When I learned that Dave and Misty had just opened Forkless Pizza in Maple Plain, I knew that I had to go try it. (Eating pizza falls within the scope of my commitment to journalism and going to any length to get a story.) Just on the outskirts of town, Forkless Pizza is your traditional American pizza joint complete with a pinball machine, drink fridge, and snacks, candy, and even barbecue paraphernalia for sale. An oil painting of a happy pig surveys the dining area.

Pizzas at Forkless may be ordered à la carte with key ingredients like chopped brisket, pulled pork, and smoked meatball, or you may have one of their specialty pies. I had Kickin’ BBQ, an amalgam of smoked meat, jalapeno barbecue sauce, jalapenos, red onion, and cilantro. My girlfriend was undeterred by the gaze of the happy pig in the painting and ordered the 3 Little Pigs with smoked pork, hickory bacon, Canadian bacon, red onion, and cheddar cheese. As its name implies, all of Forkless Pizza’s dishes are meant to be eaten with your hands, but their pizza is so laden with gobbets of meat that a fork might be useful should some of those indispensable morsels fall off a slice.

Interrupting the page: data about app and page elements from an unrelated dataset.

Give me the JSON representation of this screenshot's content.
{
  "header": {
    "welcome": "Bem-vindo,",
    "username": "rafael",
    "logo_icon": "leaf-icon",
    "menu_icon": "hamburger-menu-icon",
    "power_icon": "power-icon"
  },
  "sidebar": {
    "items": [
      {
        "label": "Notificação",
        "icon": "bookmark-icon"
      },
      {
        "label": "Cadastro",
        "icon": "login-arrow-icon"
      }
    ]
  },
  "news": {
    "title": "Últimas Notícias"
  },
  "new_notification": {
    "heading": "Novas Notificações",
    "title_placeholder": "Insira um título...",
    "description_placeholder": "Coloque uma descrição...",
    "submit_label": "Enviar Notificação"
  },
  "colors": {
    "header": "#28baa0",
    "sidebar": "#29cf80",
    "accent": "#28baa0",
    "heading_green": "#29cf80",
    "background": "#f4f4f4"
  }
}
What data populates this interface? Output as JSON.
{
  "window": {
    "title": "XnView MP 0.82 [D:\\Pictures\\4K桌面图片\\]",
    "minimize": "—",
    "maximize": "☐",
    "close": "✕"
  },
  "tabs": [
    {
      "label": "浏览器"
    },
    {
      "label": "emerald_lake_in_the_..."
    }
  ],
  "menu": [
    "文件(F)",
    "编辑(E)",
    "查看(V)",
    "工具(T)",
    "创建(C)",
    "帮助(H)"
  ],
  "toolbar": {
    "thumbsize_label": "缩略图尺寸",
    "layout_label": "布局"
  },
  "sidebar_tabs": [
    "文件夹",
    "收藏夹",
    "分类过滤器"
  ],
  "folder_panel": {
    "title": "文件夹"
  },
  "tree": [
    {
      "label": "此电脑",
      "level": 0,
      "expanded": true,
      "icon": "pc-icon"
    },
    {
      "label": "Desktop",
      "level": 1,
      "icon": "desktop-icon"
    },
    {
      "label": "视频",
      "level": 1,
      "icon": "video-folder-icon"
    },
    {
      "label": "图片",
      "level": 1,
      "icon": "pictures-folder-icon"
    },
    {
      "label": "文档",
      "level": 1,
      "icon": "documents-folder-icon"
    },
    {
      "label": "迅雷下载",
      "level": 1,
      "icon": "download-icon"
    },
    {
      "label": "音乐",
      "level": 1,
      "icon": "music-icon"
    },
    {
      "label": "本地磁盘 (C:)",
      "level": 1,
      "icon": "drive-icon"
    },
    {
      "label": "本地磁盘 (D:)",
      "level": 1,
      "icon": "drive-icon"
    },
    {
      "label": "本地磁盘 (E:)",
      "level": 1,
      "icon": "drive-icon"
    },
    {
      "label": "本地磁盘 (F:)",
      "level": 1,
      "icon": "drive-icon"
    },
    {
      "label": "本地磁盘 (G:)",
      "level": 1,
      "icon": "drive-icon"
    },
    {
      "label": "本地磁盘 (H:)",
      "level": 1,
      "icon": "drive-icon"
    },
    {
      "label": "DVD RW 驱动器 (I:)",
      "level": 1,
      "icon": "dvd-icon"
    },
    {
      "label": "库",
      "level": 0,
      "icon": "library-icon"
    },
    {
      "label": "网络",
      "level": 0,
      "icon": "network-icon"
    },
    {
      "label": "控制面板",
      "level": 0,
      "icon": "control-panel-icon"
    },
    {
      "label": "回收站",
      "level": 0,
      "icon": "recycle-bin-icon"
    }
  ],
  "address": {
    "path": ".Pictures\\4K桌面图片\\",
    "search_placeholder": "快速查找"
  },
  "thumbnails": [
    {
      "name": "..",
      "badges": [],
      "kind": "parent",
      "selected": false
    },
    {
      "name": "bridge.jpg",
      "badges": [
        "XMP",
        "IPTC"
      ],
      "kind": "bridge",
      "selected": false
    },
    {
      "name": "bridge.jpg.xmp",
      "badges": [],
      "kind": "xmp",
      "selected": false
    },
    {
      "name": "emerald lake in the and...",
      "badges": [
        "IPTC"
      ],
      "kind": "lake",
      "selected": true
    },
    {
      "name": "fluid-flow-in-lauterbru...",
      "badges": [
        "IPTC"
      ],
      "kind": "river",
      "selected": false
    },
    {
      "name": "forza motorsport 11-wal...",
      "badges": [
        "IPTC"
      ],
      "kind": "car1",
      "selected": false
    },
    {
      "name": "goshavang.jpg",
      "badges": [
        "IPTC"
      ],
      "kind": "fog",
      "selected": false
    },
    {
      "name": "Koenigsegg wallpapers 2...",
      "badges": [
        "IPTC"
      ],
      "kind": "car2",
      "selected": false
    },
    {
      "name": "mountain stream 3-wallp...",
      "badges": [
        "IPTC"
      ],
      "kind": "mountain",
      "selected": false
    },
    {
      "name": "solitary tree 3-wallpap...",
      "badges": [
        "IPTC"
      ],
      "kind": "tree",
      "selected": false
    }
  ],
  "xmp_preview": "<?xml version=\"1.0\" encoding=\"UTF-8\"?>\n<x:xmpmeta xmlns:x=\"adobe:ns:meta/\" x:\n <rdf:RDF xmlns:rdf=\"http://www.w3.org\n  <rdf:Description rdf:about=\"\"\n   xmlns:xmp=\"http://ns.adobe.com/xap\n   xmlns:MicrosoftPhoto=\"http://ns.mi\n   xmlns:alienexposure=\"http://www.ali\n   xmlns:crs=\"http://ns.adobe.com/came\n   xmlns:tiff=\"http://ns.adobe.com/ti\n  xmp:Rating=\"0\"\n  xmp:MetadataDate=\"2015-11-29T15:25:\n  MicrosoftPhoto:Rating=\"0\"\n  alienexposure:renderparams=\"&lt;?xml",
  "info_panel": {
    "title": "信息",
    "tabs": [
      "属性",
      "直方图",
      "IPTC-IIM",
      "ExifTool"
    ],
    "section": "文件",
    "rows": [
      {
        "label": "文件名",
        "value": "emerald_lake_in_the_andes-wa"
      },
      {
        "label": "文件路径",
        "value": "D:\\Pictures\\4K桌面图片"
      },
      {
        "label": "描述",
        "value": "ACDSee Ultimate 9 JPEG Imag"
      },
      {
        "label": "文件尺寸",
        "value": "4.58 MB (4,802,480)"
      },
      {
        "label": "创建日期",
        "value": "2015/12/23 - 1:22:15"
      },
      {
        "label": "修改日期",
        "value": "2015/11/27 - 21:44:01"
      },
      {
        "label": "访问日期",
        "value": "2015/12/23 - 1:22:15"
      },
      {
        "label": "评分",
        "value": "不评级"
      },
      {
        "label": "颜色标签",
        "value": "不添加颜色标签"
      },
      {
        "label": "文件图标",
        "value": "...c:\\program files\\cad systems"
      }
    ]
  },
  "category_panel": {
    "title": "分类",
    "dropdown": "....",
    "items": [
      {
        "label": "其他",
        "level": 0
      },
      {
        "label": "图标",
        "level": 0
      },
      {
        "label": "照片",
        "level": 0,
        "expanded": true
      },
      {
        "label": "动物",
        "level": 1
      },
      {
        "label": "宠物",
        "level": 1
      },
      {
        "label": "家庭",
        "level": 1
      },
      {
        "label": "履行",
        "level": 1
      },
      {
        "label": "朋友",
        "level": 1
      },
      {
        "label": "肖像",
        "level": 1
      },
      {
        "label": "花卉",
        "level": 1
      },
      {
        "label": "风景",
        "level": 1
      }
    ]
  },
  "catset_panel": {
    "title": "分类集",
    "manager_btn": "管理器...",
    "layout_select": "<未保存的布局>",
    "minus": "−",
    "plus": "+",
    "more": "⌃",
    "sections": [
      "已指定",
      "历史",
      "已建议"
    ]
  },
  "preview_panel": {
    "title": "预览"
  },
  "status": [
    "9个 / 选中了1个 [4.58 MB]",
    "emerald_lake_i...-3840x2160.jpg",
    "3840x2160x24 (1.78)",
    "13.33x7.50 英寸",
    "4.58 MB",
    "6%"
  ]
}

We tried their St. Louis dry rub style baby back ribs next. They were so tender, so juicy, and so good that they didn’t even require the Zapfs’ signature MN Nice BBQ sauce, although that didn’t deter us from dipping. My description of these ribs wouldn’t do them justice. They were far too delicious. They should have sent a poet. Soon we’ll return for several more racks of those indescribable ribs as well as A’s Craze pizza, the Zapfs’ daughter’s signature creation, with gouda mac & cheese, chopped brisket, and pulled pork, and for the Buffalo Chicken, a barbecue and ranch drizzled pizza. Forkless Pizza’s wraps, appetizers, and desserts merit future attention as well.

“Perfecting the dough was the biggest challenge,” Misty told me after our meal. “We have the meat down pat, and Dave is a talented saucier, so getting the crust just right was our highest priority before we opened. Dough is more temperamental than you might think.”

“We do a lot that sets us apart from other pizza places,” Misty continued. “Whereas standard pizza cheese is thickened with wheat products, we only use 100 percent authentic mozzarella, making our pizza entirely gluten free if you order one with a special crust. Of course, you’re going to have to search far and wide for a pizzeria that also offers competition quality barbecue, too.”

Forkless Pizza is so good that it more than warrants the trip out to Maple Plain. Whether you’re after an old fashioned pie or something exciting and new, you’ve got to go see how the Zapfs make pizza transcendent. I look forward to taking my father, an Italian and a purist, out there for a revelation when he visits in spring.

 

By David Scheller